Start of Block
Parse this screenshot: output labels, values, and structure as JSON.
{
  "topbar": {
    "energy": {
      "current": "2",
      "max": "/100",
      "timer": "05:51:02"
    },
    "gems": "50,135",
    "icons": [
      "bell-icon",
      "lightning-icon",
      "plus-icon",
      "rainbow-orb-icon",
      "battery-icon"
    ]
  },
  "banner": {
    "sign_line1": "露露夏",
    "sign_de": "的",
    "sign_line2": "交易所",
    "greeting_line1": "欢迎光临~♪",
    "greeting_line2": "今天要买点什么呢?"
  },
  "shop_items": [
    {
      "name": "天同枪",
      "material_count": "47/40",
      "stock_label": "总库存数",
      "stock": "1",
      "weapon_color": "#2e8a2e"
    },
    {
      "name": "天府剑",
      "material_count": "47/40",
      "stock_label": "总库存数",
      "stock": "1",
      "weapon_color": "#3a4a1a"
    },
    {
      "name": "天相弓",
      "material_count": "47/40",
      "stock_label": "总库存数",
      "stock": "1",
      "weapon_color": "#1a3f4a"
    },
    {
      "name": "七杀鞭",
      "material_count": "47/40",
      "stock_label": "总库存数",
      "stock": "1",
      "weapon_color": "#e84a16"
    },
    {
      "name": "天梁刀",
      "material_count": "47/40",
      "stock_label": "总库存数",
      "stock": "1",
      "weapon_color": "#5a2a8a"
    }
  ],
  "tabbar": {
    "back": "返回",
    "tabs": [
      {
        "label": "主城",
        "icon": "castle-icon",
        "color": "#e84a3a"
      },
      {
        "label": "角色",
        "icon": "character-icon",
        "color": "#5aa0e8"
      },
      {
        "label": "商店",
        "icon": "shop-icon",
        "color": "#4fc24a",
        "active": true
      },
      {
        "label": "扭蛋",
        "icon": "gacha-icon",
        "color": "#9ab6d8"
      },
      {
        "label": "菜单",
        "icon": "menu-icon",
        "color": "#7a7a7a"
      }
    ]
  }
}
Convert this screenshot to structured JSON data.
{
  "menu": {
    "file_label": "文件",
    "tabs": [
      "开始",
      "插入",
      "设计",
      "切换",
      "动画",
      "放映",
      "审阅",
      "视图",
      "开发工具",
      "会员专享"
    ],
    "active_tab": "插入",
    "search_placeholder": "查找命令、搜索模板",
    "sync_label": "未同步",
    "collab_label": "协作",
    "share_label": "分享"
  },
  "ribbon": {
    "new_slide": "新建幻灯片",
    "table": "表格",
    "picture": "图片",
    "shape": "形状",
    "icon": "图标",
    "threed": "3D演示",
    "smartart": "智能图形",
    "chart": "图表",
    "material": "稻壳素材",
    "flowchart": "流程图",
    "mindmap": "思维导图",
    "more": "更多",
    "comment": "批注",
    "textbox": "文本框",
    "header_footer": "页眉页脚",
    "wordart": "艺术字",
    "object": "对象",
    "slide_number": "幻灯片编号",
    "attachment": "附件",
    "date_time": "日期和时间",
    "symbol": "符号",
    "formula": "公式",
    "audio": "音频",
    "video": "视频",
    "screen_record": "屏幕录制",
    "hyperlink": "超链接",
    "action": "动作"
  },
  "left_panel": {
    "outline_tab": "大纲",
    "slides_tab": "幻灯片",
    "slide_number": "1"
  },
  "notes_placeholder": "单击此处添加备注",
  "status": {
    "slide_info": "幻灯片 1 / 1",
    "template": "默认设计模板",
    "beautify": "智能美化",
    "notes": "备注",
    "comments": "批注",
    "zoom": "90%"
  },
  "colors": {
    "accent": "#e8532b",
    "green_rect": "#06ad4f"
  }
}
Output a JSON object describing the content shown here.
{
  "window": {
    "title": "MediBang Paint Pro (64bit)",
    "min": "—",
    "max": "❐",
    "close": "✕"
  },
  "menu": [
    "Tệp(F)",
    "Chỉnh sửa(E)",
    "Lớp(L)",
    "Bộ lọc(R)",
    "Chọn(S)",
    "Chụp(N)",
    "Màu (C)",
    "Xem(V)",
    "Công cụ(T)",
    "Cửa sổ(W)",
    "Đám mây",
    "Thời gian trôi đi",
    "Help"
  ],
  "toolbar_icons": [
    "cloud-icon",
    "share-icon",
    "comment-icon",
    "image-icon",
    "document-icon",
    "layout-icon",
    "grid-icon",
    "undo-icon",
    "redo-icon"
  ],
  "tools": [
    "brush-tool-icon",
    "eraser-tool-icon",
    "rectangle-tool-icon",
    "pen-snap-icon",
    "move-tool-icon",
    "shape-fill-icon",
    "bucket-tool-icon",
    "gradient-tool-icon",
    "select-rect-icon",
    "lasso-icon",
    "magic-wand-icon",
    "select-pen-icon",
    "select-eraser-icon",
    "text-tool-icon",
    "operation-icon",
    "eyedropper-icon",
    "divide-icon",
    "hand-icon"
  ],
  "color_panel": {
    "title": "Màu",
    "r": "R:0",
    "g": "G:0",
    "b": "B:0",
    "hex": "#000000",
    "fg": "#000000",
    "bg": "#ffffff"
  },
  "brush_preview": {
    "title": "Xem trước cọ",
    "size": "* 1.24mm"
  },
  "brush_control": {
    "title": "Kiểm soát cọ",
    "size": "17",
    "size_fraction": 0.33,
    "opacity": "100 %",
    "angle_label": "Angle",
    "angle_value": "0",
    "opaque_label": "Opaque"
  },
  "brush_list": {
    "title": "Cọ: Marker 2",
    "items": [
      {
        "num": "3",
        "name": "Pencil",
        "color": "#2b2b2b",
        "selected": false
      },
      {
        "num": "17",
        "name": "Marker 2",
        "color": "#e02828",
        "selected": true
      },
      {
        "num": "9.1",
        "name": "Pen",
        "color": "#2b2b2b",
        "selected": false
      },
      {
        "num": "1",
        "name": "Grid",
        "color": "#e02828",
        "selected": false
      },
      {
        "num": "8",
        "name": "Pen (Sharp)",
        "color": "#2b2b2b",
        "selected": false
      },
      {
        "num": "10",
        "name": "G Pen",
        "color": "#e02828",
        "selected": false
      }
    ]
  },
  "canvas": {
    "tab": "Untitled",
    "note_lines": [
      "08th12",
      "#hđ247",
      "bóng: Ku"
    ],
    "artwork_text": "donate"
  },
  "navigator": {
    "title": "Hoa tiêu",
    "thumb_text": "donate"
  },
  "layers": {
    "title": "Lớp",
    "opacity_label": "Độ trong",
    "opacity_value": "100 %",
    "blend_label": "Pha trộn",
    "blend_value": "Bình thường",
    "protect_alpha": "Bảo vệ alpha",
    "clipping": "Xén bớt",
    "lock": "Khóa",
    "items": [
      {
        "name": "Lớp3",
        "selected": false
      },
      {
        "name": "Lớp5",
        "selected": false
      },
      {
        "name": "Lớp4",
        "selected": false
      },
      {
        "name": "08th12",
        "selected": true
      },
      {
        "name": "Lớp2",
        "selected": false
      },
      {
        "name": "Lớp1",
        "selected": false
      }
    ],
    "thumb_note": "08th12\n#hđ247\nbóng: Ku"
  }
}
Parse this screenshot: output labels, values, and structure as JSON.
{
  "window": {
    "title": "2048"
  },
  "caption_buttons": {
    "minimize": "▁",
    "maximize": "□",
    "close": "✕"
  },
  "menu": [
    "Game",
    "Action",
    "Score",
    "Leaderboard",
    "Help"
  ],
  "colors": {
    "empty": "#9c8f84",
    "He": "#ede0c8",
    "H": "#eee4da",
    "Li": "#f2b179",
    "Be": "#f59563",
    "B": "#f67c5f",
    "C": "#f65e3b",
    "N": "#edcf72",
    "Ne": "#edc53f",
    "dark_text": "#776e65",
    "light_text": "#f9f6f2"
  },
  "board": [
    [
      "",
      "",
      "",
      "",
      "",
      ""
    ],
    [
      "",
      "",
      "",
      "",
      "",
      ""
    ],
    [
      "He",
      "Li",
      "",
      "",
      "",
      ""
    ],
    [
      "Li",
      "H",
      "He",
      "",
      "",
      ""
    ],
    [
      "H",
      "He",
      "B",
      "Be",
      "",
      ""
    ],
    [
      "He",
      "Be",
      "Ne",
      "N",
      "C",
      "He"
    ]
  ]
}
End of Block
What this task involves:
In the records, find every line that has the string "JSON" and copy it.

Completed exercise:
Parse this screenshot: output labels, values, and structure as JSON.
Convert this screenshot to structured JSON data.
Output a JSON object describing the content shown here.
Parse this screenshot: output labels, values, and structure as JSON.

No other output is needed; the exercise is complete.